The sites are flat and nicely sized, and ours had a small path down to the creek behind it. In mid-summer, the creek was low and didn’t look particularly dog-swimmable, so we kept Franklin and Hazel out of it.
If you are tenting, sites #39 and #40 looked good. Avoid sites #48 and #49, as they are right next to a small water processing plant that was generating some loud humming and an unpleasant smell when we walked by.
PRO TIP for the Campground
The West Virginia State Park system does a great job with programs and events in their parks, so be sure to stop at the park office or campground check-in to pick up a schedule. Just in the weekend we visited alone, they held a fishing derby, morning paddle, road bowling, a night hike, geocaching, and a sand art session!

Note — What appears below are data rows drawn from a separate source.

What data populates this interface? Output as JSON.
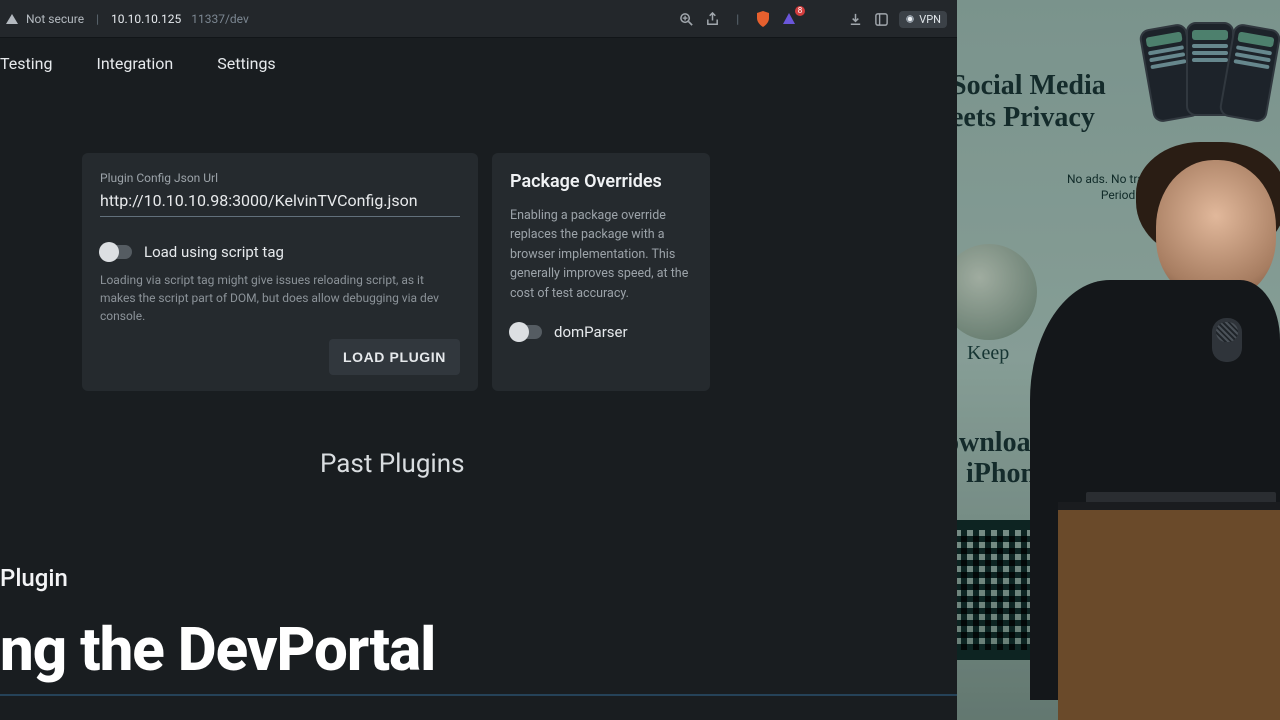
{
  "chrome": {
    "not_secure": "Not secure",
    "host": "10.10.10.125",
    "path": "11337/dev",
    "vpn": "VPN",
    "badge": "8"
  },
  "tabs": {
    "testing": "Testing",
    "integration": "Integration",
    "settings": "Settings"
  },
  "load_card": {
    "field_label": "Plugin Config Json Url",
    "url_value": "http://10.10.10.98:3000/KelvinTVConfig.json",
    "toggle_label": "Load using script tag",
    "toggle_help": "Loading via script tag might give issues reloading script, as it makes the script part of DOM, but does allow debugging via dev console.",
    "button": "LOAD PLUGIN"
  },
  "pkg_card": {
    "title": "Package Overrides",
    "desc": "Enabling a package override replaces the package with a browser implementation. This generally improves speed, at the cost of test accuracy.",
    "toggle_label": "domParser"
  },
  "past_plugins_heading": "Past Plugins",
  "overlay": {
    "eyebrow": "Plugin",
    "headline": "ng the DevPortal"
  },
  "banner": {
    "headline1": "Social Media",
    "headline2": "eets Privacy",
    "micro1": "No ads. No tracking",
    "micro2": "Period.",
    "keep": "Keep",
    "download1": "ownload for",
    "download2": "iPhone"
  }
}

The bath house in River Run Campground was clean. The showers thankfully did NOT have timer buttons, but the water did not get particularly HOT either – so the showers get a mixed review.
Also, the showers only have hooks in the immediate area (no bench) so get a sturdy shower bag with long handles so you don’t have to set anything on the wet floor.
North Bend State Park has around 20 miles of trails. Some are designated for hiking, biking, and horseback riding, while others are hiking and biking or hiking only.
To create a 3-5 mile loop, you can take Hibbs Cemetery Trail out of the campground towards the North Bend State Park Lodge.
Unfortunately, the Lodge was being renovated during our visit – not much to see there – so we looped the half-mile Giant Pine Trail.
From Giant Pine Trail, you can make a left and follow the road down to Pavilion 1. To the right of the pavilion, you can get onto Nature Trail to wind back to the campground.
That entire route is outlined in green here:
If you’d like more mileage for the day, continue on towards the Nature Center and head up Overhanging Rock Trail (part of the yellow route above).
While Overhanging Rock Trail only covers about half of a mile, it’s a STEEP and FUN half mile!
When you’ve completed Overhanging Rock Trail, it drops you right onto Extra Mile Trail – a short, paved trail that ends at a lookout deck.
At the end of Extra Mile Trail, you have the option of taking the gravel Access Trail to the North Bend Rail Trail.
If you brought your bikes, you’ll want to check out at least part of the 72-mile long North Bend Rail Trail. The park is right in the middle, so you have plenty of options to see one of the scenic overlooks or tunnels:
To round out the weekend, you can also tackle Overlook Trail (the pink route on the trail map above). It’s a little over a mile, and can be found in the cabin area.
You’ll see more rock formations and a dam overlook on this challenging hike.
We also found a creek with just enough water for Franklin to take a quick dip!
Wildlife, Fauna, and Fungi
West Virginia’s Department of Natural Resources would like you to report sightings of box turtles…
…and we were happy to help out!
We spotted this guy along the Nature Trail nibbling a mushroom and submitted his photo on their website:
This interesting caterpillar was also crawling around nearby, which iNaturalist categorized as dagger moth:
The park had many chipmunks, squirrels, and deer running around, too.
The mushrooms at North Bend State Park had some interesting varieties. The peachy one was new to me!
PIT STOP Remix!
Almost Heaven Desserts
We sure did!
Their display case of goodies and selection of coffees, teas, and sandwiches is magical.
We again ordered two Mountain Mama Breakfast Melts, a snazzy sugar cookie, and coffee.
Between the beautiful mountains and the delicious sandwiches and desserts, you don’t want to skip this Pit Stop!
The Last Word
Wild and wonderful West Virginia always impresses us with their gorgeous hills and well-marked trails! It also doesn’t hurt to have a Pit Stop with one of the best breakfast sandwiches this side of the Mississippi.
The bumpy ride and missing hubcap were worth the trouble!
This was NOT a crappy RV weekend, no matter what Hazel tells you…